**Exercise**
Copy each line of the following material that has the string "File".
__________________________________________________
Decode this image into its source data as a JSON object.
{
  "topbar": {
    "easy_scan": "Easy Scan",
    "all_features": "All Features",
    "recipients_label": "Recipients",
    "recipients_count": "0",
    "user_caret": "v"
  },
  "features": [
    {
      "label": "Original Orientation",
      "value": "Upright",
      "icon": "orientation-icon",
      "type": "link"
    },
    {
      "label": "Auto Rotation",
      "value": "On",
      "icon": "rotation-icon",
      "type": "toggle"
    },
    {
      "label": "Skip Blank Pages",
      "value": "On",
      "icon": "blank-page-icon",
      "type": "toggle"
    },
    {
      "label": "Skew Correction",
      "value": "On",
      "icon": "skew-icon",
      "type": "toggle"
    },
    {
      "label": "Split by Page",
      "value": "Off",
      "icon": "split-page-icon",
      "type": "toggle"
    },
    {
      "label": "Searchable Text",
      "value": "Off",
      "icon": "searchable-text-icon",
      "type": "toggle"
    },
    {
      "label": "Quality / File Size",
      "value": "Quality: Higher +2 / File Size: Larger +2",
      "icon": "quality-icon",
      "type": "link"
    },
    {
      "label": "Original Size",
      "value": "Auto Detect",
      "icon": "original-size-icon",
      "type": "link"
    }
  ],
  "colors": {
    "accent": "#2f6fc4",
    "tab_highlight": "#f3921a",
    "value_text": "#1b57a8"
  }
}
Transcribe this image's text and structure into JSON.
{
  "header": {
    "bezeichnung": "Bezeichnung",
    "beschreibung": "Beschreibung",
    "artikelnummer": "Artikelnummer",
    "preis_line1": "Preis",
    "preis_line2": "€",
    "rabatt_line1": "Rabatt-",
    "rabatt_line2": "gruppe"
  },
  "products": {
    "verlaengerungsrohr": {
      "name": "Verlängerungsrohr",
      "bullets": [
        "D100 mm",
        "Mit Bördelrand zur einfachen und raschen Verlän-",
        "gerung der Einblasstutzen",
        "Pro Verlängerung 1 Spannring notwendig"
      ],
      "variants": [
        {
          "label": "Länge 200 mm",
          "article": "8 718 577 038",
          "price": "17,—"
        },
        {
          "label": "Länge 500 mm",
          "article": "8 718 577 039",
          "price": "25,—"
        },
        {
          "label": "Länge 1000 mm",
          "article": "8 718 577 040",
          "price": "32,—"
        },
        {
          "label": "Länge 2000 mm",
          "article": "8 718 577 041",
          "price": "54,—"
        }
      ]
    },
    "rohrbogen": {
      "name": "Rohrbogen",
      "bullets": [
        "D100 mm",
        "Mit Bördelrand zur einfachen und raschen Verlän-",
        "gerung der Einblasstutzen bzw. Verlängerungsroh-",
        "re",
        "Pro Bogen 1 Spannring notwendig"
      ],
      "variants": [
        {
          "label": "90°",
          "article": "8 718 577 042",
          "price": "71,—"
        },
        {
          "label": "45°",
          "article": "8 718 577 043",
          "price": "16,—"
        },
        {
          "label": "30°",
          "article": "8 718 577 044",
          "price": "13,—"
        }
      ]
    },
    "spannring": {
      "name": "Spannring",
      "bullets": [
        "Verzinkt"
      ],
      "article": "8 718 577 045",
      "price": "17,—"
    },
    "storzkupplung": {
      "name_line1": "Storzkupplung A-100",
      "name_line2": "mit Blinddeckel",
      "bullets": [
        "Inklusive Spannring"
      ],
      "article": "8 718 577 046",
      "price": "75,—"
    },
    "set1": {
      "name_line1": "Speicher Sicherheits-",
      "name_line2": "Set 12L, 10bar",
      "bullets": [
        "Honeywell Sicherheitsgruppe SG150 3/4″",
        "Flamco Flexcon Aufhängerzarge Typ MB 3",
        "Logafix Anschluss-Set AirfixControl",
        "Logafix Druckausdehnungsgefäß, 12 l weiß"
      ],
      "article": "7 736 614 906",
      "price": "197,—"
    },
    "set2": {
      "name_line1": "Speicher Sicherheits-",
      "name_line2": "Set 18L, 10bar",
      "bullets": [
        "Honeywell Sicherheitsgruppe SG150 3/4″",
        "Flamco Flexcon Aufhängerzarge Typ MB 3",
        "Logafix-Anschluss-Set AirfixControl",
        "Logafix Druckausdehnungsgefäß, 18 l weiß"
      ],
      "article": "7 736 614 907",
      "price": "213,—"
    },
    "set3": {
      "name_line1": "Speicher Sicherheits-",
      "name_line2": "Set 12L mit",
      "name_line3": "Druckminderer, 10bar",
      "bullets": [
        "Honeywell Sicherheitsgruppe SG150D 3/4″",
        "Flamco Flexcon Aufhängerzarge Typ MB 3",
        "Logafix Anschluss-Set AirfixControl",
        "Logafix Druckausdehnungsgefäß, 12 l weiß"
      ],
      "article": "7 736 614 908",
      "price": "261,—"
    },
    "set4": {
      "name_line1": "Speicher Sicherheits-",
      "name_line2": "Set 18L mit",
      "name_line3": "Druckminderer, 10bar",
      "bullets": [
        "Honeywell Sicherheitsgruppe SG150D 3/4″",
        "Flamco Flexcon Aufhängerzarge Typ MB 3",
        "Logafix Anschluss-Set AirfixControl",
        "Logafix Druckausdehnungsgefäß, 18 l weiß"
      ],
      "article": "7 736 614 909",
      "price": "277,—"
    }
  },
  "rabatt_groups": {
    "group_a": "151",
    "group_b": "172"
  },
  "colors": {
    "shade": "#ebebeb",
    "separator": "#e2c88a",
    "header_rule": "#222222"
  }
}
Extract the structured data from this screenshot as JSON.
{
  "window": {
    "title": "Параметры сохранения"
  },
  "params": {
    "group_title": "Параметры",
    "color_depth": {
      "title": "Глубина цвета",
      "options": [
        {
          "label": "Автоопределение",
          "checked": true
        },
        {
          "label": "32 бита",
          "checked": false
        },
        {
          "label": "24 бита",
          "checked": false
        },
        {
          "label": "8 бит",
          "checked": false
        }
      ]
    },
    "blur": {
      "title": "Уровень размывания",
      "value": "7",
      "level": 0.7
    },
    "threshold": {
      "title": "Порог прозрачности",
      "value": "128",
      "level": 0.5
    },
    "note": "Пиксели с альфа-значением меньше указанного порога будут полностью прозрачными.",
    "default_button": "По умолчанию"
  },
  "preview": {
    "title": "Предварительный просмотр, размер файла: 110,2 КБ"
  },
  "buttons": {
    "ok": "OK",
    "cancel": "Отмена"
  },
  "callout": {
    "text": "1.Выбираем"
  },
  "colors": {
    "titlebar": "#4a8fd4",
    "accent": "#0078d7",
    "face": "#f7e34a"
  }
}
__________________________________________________
**Task result**
      "label": "Quality / File Size",
      "value": "Quality: Higher +2 / File Size: Larger +2",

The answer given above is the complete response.